22. G. Knothe. "Dependence of biodiesel fuel properties on the structure of fatty acid alkyl esters". Fuel Processing Technology. Vol. 86. 2005. pp. 1059-1070.         [ Links ]

23. P. Benjumea, J. Agudelo, A. Agudelo. "Basic properties of palm oil biodiesel diesel blends". Fuel. Vol. 87. 2008. pp. 2069-2075.         [ Links ]

24. R. C. Reid, J. M. Prausnitz, B. R. Poling. Properties of gases and liquids. 5a ed. Ed. McGraw Hill. 1986. pp. 3.6-3.8, 4.35-4.38, 7.19-7.24,10.12.         [ Links ]

25. R. E. Tate, K. C. Watts, C. A. W Allen, K. I. Wilkie. "The densities of three biodiesel fuels at temperatures up to 300°C". Fuel. Vol. 85. 2006. pp. 1004-9.         [ Links ]

26. J. Wei. Product Engineering: Molecular Structure and Properties. Ed. Oxford University Press. 2007. pp. 72-124.         [ Links ]

27. G. W. Castellan. Physical Chemistry. 3a. ed. Ed. Addison-Wesley Publishing Company. 1983. pp. 85-90.         [ Links ]

28. G. Waddington, S. S. Todd, H. M. Huffman. "An improved flow calorimeter. Experimental vapor heat capacities and heats of vaporization of n-heptane and 2,2,3-trimethylbutane". Journal of the American Chemical Society. Vol. 69. 1947. pp. 22-30.         [ Links ]

29. Nist Chemistry Webbook. http://webbook.nist.gov/chemistry/. Consultada en Abril de 2009.         [ Links ]

30. D. Goodwin. Cantera, object-oriented software for reacting flows. http://www.cantera.org.
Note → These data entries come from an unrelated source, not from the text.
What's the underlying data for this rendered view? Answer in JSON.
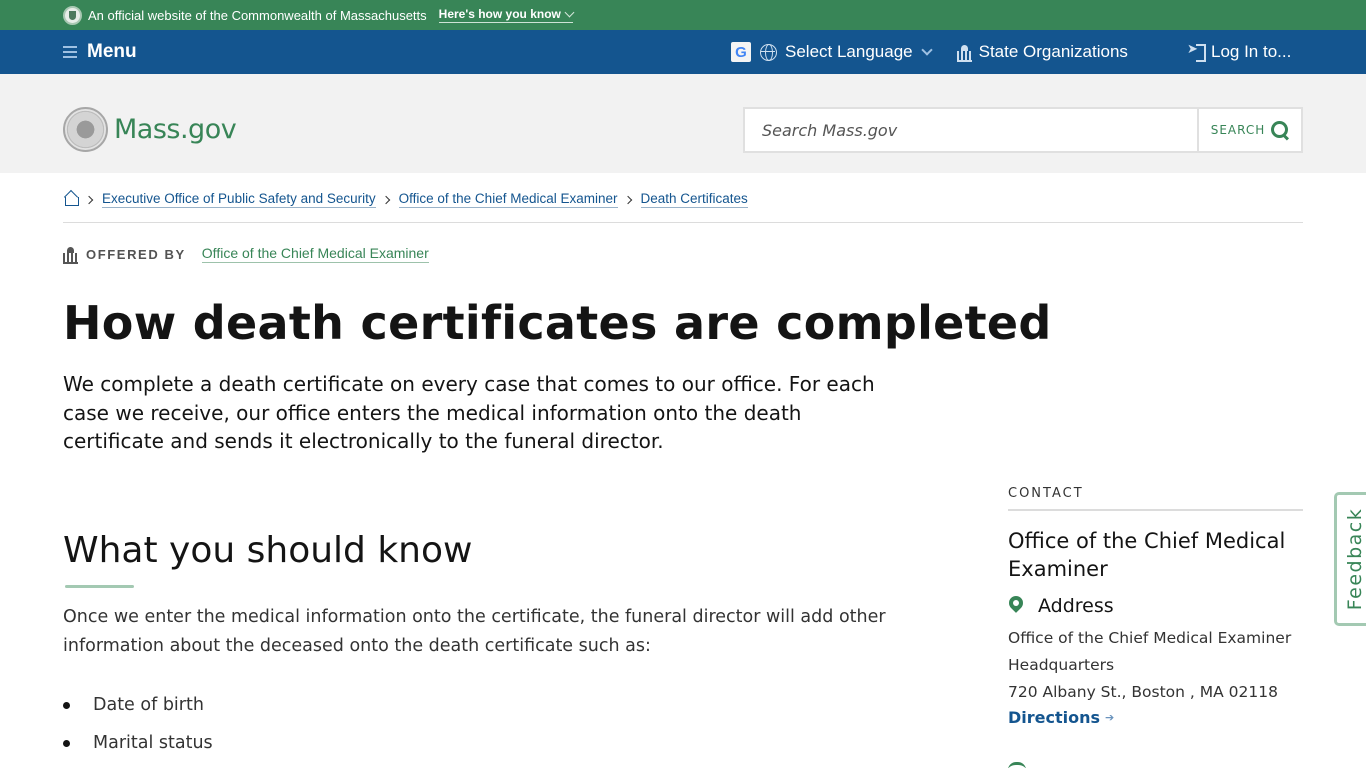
{
  "banner": {
    "official_text": "An official website of the Commonwealth of Massachusetts",
    "how_you_know": "Here's how you know"
  },
  "nav": {
    "menu_label": "Menu",
    "google_icon_glyph": "G",
    "language_label": "Select Language",
    "state_orgs_label": "State Organizations",
    "login_label": "Log In to..."
  },
  "header": {
    "logo_text": "Mass.gov",
    "search_placeholder": "Search Mass.gov",
    "search_button_label": "SEARCH"
  },
  "breadcrumb": [
    {
      "label": "Executive Office of Public Safety and Security"
    },
    {
      "label": "Office of the Chief Medical Examiner"
    },
    {
      "label": "Death Certificates"
    }
  ],
  "offered_by": {
    "label": "OFFERED BY",
    "org": "Office of the Chief Medical Examiner"
  },
  "page": {
    "title": "How death certificates are completed",
    "lede": "We complete a death certificate on every case that comes to our office. For each case we receive, our office enters the medical information onto the death certificate and sends it electronically to the funeral director.",
    "section_title": "What you should know",
    "section_body": "Once we enter the medical information onto the certificate, the funeral director will add other information about the deceased onto the death certificate such as:",
    "bullets": [
      "Date of birth",
      "Marital status"
    ]
  },
  "contact": {
    "label": "CONTACT",
    "org_name": "Office of the Chief Medical Examiner",
    "address_heading": "Address",
    "address_lines": [
      "Office of the Chief Medical Examiner",
      "Headquarters",
      "720 Albany St., Boston , MA 02118"
    ],
    "directions_label": "Directions",
    "directions_arrow": "➔"
  },
  "feedback_label": "Feedback",
  "colors": {
    "banner_green": "#388557",
    "nav_blue": "#14558f",
    "header_gray": "#f2f2f2",
    "link_blue": "#14558f",
    "accent_green": "#388557"
  }
}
Consultada en Abril de 2009.         [ Links ]

31. B. J. McBride, S Gordon. "Computer program for calculation of complex chemical equilibrum compositions and applications". Lewis Research Center, National Aeronautics and Space Administration. Vol. 177. 1996. pp.
        [ Links ]

(Recibido el 13 de Octubre de 2009. Aceptado el 10 de mayo de 2010)

*Autor de correspondencia: teléfono: + 57 + 4 + 425 53 17, fax: + 57 + 4 + 234 10 02, correo electrónico: amolinao@unal.edu.co. (A. Molina)

Creative Commons License All the contents of this journal, except where otherwise noted, is licensed under a Creative Commons Attribution License